Republicans have been doing a lot of soul searching following Tuesday’s election and have come up with various explanations as to why their candidate lost. The consensus for now is that the country is changing and that the party is out of step with this change.

Rather than meet this change in a responsible and realistic manner, so many prominent conservatives have resorted to lamenting the passing of a golden era, the death of “real America”. The most common statement thus far been “Obama only won because of demographics” which is a lot like saying “I only failed the math test because of numbers”. Similarly heard is “Obama only won because of the Blacks, Hispanics, Asians, women and urban residents”. Conservatives are pretending that these people are nothing more than special interest groups – as if they don’t already constitute a vast majority of the country.

In other words, when a Republican wins an election, it’s because the country as a whole voted for him – end of story. When a Democrat wins, a black man at that, the electorate is dissected so as to lay blame on those pesky minorities and women.

It should come as no surprise that the Republican establishment is mourning the end of an era in which White men ran the show. Personally, I think this is premature because White men still overwhelmingly run the shows that matter. But still, the times they are a changin.

Here is my favorite excuse from the aftermath. 

You heard it, but have a closer read. “It’s a changing country. The demographics are changing. It’s not a traditional America anymore. And there are fifty percent of the voting public who want stuff. They want things. And who is going to give them things? President Obama. He knows it and he ran on it. And whereby twenty years ago, President Obama would have been roundly defeated, by an establishment candidate like Mitt Romney. The White establishment is now the minority. And the voters, many of them, feel that the economic system is stacked against them and they want stuff. You’re gonna see a tremendous Hispanic vote for President Obama, overwhelming Black vote for President Obama and women will probably break President Obama’s way. People feel they are entitled to things and which candidate between the two are going to give them things?”

So there you have it. White men made the country and now women and the coloreds are destroying it. Rather than thinking about ways to appeal to women and minorities, conservatives are blaming them for not seeing the light, for wanting things, for not working hard enough. The self-victimization never ends.
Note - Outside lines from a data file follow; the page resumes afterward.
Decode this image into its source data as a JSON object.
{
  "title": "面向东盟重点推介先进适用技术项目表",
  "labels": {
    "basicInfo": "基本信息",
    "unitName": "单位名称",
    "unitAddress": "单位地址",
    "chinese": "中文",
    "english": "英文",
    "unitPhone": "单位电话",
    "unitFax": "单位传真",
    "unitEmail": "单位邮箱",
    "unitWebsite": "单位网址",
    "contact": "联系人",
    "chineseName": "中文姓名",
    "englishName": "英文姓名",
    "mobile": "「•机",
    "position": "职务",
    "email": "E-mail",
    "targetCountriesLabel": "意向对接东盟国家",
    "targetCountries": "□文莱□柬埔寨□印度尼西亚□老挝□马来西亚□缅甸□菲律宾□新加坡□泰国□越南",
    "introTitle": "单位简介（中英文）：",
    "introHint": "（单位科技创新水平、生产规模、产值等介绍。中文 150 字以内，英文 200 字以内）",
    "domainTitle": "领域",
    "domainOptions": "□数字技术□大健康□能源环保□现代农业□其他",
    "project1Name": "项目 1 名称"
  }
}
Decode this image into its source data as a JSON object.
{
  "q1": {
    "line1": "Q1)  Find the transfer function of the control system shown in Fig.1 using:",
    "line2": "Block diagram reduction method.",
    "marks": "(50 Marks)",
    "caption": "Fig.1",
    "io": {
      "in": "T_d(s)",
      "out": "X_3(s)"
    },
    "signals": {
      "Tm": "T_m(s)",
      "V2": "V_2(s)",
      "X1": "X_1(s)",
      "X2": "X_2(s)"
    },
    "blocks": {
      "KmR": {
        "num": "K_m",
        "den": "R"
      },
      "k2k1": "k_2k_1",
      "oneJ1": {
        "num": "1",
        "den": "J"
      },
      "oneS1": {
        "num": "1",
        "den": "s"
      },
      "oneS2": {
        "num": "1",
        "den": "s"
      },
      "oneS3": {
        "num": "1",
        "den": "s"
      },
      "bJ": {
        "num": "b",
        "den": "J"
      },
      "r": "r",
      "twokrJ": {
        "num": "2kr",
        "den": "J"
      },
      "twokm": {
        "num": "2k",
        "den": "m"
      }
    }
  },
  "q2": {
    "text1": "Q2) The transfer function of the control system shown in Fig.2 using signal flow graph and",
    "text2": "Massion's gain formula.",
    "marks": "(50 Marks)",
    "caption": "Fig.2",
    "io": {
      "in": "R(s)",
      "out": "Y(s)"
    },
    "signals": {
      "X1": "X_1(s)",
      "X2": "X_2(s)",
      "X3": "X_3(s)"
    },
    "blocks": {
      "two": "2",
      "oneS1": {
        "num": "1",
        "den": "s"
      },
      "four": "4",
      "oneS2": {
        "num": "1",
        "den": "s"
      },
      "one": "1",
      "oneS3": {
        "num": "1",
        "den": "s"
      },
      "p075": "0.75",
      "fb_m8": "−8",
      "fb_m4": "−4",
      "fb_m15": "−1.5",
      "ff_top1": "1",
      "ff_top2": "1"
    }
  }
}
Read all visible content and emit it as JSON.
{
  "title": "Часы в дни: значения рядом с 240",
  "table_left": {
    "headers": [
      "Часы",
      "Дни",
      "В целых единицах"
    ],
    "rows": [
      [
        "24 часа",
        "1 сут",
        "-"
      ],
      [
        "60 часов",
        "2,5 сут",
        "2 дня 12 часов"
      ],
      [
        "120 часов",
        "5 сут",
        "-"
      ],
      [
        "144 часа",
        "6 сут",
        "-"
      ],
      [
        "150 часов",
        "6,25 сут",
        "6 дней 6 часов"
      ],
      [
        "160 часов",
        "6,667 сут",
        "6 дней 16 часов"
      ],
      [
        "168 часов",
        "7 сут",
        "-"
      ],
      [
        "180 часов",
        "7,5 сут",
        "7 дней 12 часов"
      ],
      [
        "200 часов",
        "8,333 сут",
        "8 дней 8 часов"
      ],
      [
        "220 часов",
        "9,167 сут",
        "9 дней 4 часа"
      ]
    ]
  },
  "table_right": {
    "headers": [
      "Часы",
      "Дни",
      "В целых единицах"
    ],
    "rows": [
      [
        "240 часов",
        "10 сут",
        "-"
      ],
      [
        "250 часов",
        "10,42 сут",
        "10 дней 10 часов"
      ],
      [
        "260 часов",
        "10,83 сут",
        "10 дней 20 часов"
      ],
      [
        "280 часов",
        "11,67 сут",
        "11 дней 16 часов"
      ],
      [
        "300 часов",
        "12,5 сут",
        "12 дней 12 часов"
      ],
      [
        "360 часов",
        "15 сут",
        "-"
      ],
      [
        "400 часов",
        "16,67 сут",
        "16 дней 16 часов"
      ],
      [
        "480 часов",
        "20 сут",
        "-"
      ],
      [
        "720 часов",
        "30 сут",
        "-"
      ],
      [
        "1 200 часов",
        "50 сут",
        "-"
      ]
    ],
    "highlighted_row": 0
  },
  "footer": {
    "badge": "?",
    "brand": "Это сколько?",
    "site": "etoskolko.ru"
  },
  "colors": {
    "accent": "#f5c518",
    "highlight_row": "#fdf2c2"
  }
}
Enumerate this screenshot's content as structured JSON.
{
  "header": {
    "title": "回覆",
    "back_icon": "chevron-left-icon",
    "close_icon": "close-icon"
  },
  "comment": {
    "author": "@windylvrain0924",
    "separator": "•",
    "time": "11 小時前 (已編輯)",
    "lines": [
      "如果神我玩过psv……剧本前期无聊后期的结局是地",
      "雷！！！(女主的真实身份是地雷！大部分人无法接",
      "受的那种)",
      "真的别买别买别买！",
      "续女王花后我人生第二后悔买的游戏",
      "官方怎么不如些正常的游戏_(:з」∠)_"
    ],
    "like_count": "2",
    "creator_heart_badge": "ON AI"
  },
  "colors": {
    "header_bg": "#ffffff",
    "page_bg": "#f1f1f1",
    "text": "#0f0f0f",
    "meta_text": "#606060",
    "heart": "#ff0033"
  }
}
Jon Stewart describes the conservative resentment most accurately: “They’re really only entitlements when they’re something other people want. When it’s something you want, they’re a hallmark of a civilized society.”